In 1916, Woodrow Wilson proclaimed June 14 as “Flag Day.” Then, in 1917 he argued the case for the United States to join World War One.
Those facts make the following document in the WWPL Pamphlet collection even more curious. The library’s archive contains the transcript of a sermon given on June 23, 1918 by Reverend A. M. Fraser, pastor of the First Presbyterian Church in Staunton. The title of the sermon was, “Shall Flags Be Displayed In The Church? The Church ‘a Place of Prayer’.”
Rev. Fraser addressed his congregation regarding why the American flag was not displayed in the church. Rev. Fraser enumerated multiple reasons, the first being that the flag is a “secular symbol.” In addition, his third reason was that, “… when you put a civic flag in the house of divine worship you incur the risk of a confusion of Church and State and of creating an unauthorized and dangerous alliance between the two.” However, it was his second reason for not displaying the flag that directly referenced President Wilson. Rev. Fraser spoke,

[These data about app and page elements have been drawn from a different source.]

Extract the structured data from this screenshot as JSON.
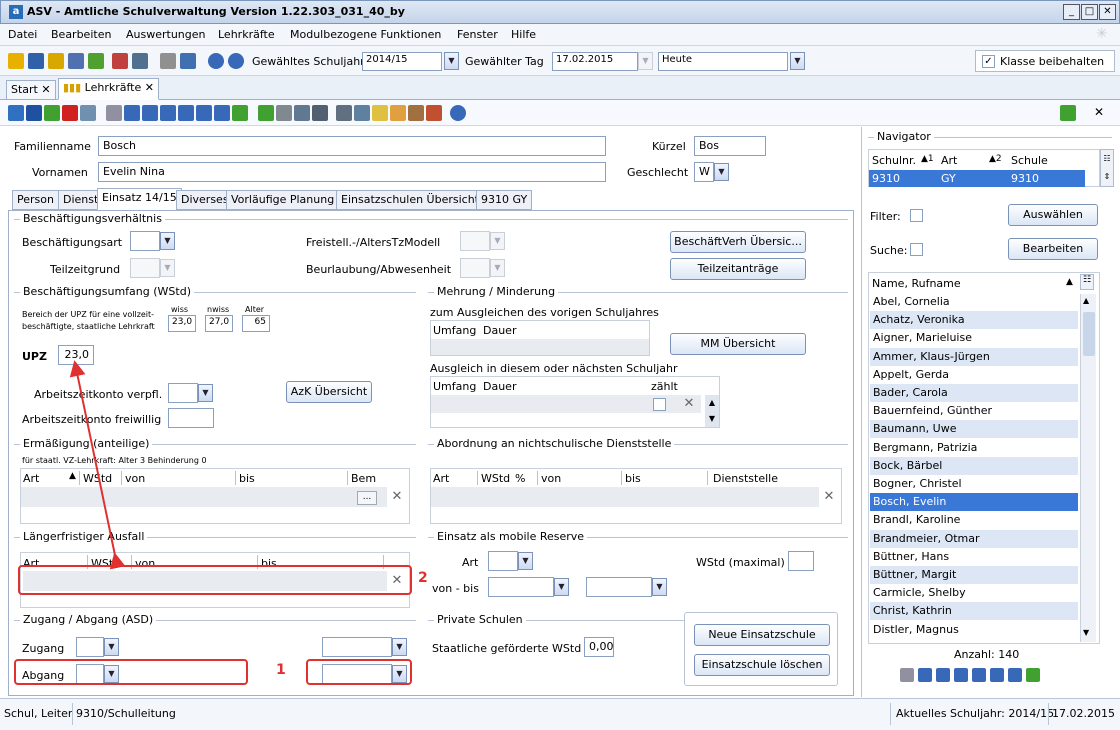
{
  "window": {
    "title": "ASV - Amtliche Schulverwaltung Version 1.22.303_031_40_by"
  },
  "menu": [
    "Datei",
    "Bearbeiten",
    "Auswertungen",
    "Lehrkräfte",
    "Modulbezogene Funktionen",
    "Fenster",
    "Hilfe"
  ],
  "toolbar": {
    "schuljahr_label": "Gewähltes Schuljahr",
    "schuljahr_value": "2014/15",
    "tag_label": "Gewählter Tag",
    "tag_value": "17.02.2015",
    "heute_value": "Heute",
    "klasse_label": "Klasse beibehalten"
  },
  "doc_tabs": [
    "Start",
    "Lehrkräfte"
  ],
  "form": {
    "familienname_label": "Familienname",
    "familienname_value": "Bosch",
    "vornamen_label": "Vornamen",
    "vornamen_value": "Evelin Nina",
    "kuerzel_label": "Kürzel",
    "kuerzel_value": "Bos",
    "geschlecht_label": "Geschlecht",
    "geschlecht_value": "W"
  },
  "tabs": [
    "Person",
    "Dienst",
    "Einsatz 14/15",
    "Diverses",
    "Vorläufige Planung",
    "Einsatzschulen Übersicht",
    "9310 GY"
  ],
  "bv": {
    "title": "Beschäftigungsverhältnis",
    "art": "Beschäftigungsart",
    "teilzeitgrund": "Teilzeitgrund",
    "freistell": "Freistell.-/AltersTzModell",
    "beurlaubung": "Beurlaubung/Abwesenheit",
    "btn_uebersicht": "BeschäftVerh Übersic...",
    "btn_teilzeit": "Teilzeitanträge"
  },
  "bu": {
    "title": "Beschäftigungsumfang (WStd)",
    "desc1": "Bereich der UPZ für eine vollzeit-",
    "desc2": "beschäftigte, staatliche Lehrkraft",
    "wiss_label": "wiss",
    "nwiss_label": "nwiss",
    "alter_label": "Alter",
    "wiss": "23,0",
    "nwiss": "27,0",
    "alter": "65",
    "upz_label": "UPZ",
    "upz": "23,0",
    "azk_verpfl": "Arbeitszeitkonto verpfl.",
    "azk_frei": "Arbeitszeitkonto freiwillig",
    "btn_azk": "AzK Übersicht"
  },
  "mm": {
    "title": "Mehrung / Minderung",
    "vorjahr": "zum Ausgleichen des vorigen Schuljahres",
    "umfang": "Umfang",
    "dauer": "Dauer",
    "btn_mm": "MM Übersicht",
    "ausgleich": "Ausgleich in diesem oder nächsten Schuljahr",
    "zaehlt": "zählt"
  },
  "erm": {
    "title": "Ermäßigung (anteilige)",
    "note": "für staatl. VZ-Lehrkraft: Alter 3 Behinderung 0",
    "cols": [
      "Art",
      "WStd",
      "von",
      "bis",
      "Bem"
    ]
  },
  "abordnung": {
    "title": "Abordnung an nichtschulische Dienststelle",
    "cols": [
      "Art",
      "WStd",
      "%",
      "von",
      "bis",
      "Dienststelle"
    ]
  },
  "ausfall": {
    "title": "Längerfristiger Ausfall",
    "cols": [
      "Art",
      "WStd",
      "von",
      "bis"
    ]
  },
  "mobil": {
    "title": "Einsatz als mobile Reserve",
    "art": "Art",
    "wstd_max": "WStd (maximal)",
    "vonbis": "von - bis"
  },
  "zugang": {
    "title": "Zugang / Abgang (ASD)",
    "zugang": "Zugang",
    "abgang": "Abgang"
  },
  "privat": {
    "title": "Private Schulen",
    "label": "Staatliche geförderte WStd",
    "value": "0,00",
    "btn_neu": "Neue Einsatzschule",
    "btn_loeschen": "Einsatzschule löschen"
  },
  "annotations": {
    "n1": "1",
    "n2": "2"
  },
  "navigator": {
    "title": "Navigator",
    "cols": [
      "Schulnr.",
      "Art",
      "Schule"
    ],
    "sort1": "▲1",
    "sort2": "▲2",
    "row": [
      "9310",
      "GY",
      "9310"
    ],
    "filter": "Filter:",
    "suche": "Suche:",
    "btn_auswaehlen": "Auswählen",
    "btn_bearbeiten": "Bearbeiten",
    "list_header": "Name, Rufname",
    "names": [
      "Abel, Cornelia",
      "Achatz, Veronika",
      "Aigner, Marieluise",
      "Ammer, Klaus-Jürgen",
      "Appelt, Gerda",
      "Bader, Carola",
      "Bauernfeind, Günther",
      "Baumann, Uwe",
      "Bergmann, Patrizia",
      "Bock, Bärbel",
      "Bogner, Christel",
      "Bosch, Evelin",
      "Brandl, Karoline",
      "Brandmeier, Otmar",
      "Büttner, Hans",
      "Büttner, Margit",
      "Carmicle, Shelby",
      "Christ, Kathrin",
      "Distler, Magnus"
    ],
    "selected_index": 11,
    "count": "Anzahl: 140"
  },
  "status": {
    "user": "Schul, Leiter",
    "role": "9310/Schulleitung",
    "schuljahr": "Aktuelles Schuljahr: 2014/15",
    "date": "17.02.2015"
  }
}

“A few years ago the President in a Flag Day address spoke of the meaning and importance of flags as emblems and of the emblematic significance of our national flag. An emblem represents a sentiment, and sentiment largely rules the world. Of what sentiment is the flag an emblem? It represents our pride, our boast, our challenge to the world. Now it is not proper to bring any pride or boast into the house of God that is not directly connected with the atonement of Christ…”
The amazing paradox of Rev. Fraser’s sermon includes the facts that he was the minister of the same church as Woodrow Wilson’s father, Joseph Ruggles Wilson. The sermon was given in Woodrow Wilson’s town of birth, during the height of American involvement in the first World War and just eight days after the celebration of Flag Day that was officially promulgated by Wilson two years earlier.
History can be surprising. Exploring the pamphlet collection of the Woodrow Wilson Presidential Library allows visitors to see in-print the complexities that history holds.
Written by WWPL volunteer Tim French